The excellent start of Obama’s presidency in the foreign policy sphere was marked by three events in 2009: by his speech in Cairo, Egypt, widely viewed as an offer of reconciliation to the Muslim world; by his video address to the government of Iran and by the unveiling of the new “reset” policy of improving relations between the United States and Russia.
Obama’s detractors, especially the ones from the Republican camp, often say that neither of these three moves was reciprocated. This is simply not true, since the “reset” with Russia led to the signing of the New START treaty, which filled the vacuum in the arms control sphere. This vacuum was produced by the expiration of the first Strategic Arms Reduction Treaty, signed back in 1991 by presidents George Bush senior and Mikhail Gorbachev.
America’s relations with the Muslim world definitely improved after Obama’s Cairo speech, mainly due to a gradual withdrawal of American troops from Iraq and Washington’s support for the Arab revolutions, which all had a more or less distinct Islamist character.
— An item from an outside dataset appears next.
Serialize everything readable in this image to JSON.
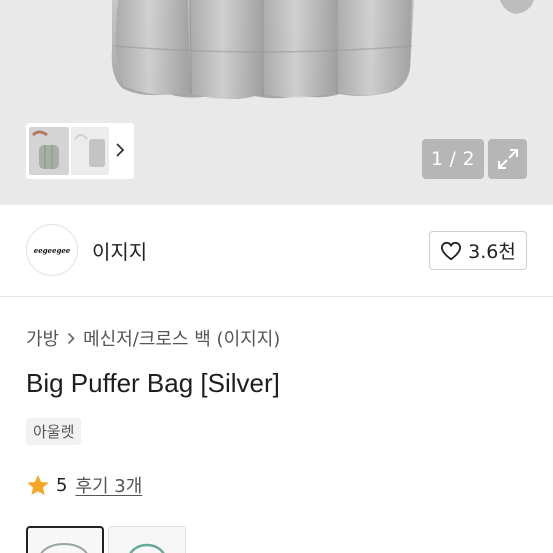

The détente with Iran was cut short primarily by Obama himself, when he reverted from peace talk to his policy of “leaving all options on the table” (a euphemism for a threat of war). The brilliant foreign policy start was further clouded by Obama’s acquiescence to interventionist tendencies inside his own administration.
The interventionist trends included covert supplies of weapons for rebels in Libya and Syria; the brutal “take-no-prisoners” policy of killing terrorism suspects and sometimes their families from drones, a policy that made a hideous travesty out of Obama’s own previous promise of shutting the Guantanamo prison.
Very often Obama prefers show to substance, and the scalp of Osama bin Laden, trumpeted by Obama as the main achievement of his presidency, is a good example of this attitude. A special operation in a wealthy suburb of Islamabad, which killed many people besides bin Laden, including bystanders, cost the United States its relations with Pakistan.
During the electoral campaign Obama preferred targeting his traditional audiences (liberal city dwellers, America’s poor, Afro-Americans and other ethnic minorities). He widened the horizons of American politics in a liberal direction, embracing the service of gays in the military and supporting equal rights for gay couples and traditional ones. This led to further cultural divisions inside American society and alienated from Obama some of his vacillating centrist supporters, deepening suspicions of his “non-Christian” cultural background (some of Obama’s African ancestors on his father’s side were Muslims and he spent part of his adolescence in Indonesia, an Islamic country).
Diplomacy and culture aside, in the sphere of American domestic policies Obama revealed himself to be something else than an idealistic near-revolutionary (an image aggressively sold to public during his campaign in 2008). Instead, just like in his foreign policies, Obama opted for the ways of a cunning pragmatist, camouflaging the same old trends of his predecessors’ policies with pompous words.
His modest plans of boosting economic growth by financial injections and making the American health care system more humane and less profit-oriented via a system of government-sponsored insurance (dubbed Obamacare by his detractors) so far brought only modest results.
Since the beginning of 2012 Obama shifted the work of the White House staff into a campaign mode, aggressively attacking the foreign policy stance and the business background of his Republican competitor, Mitt Romney. After four years in the White House, Obama’s Protean image of a smooth operator, a lawyer with many faces, lost the appeal that it had in 2008. However, Obama may be helped by Romney’s own inadequacy, including the Republican’s blatantly populist characterizations of Obama as a “European socialist” and of Russia as “America’s number one geopolitical foe.”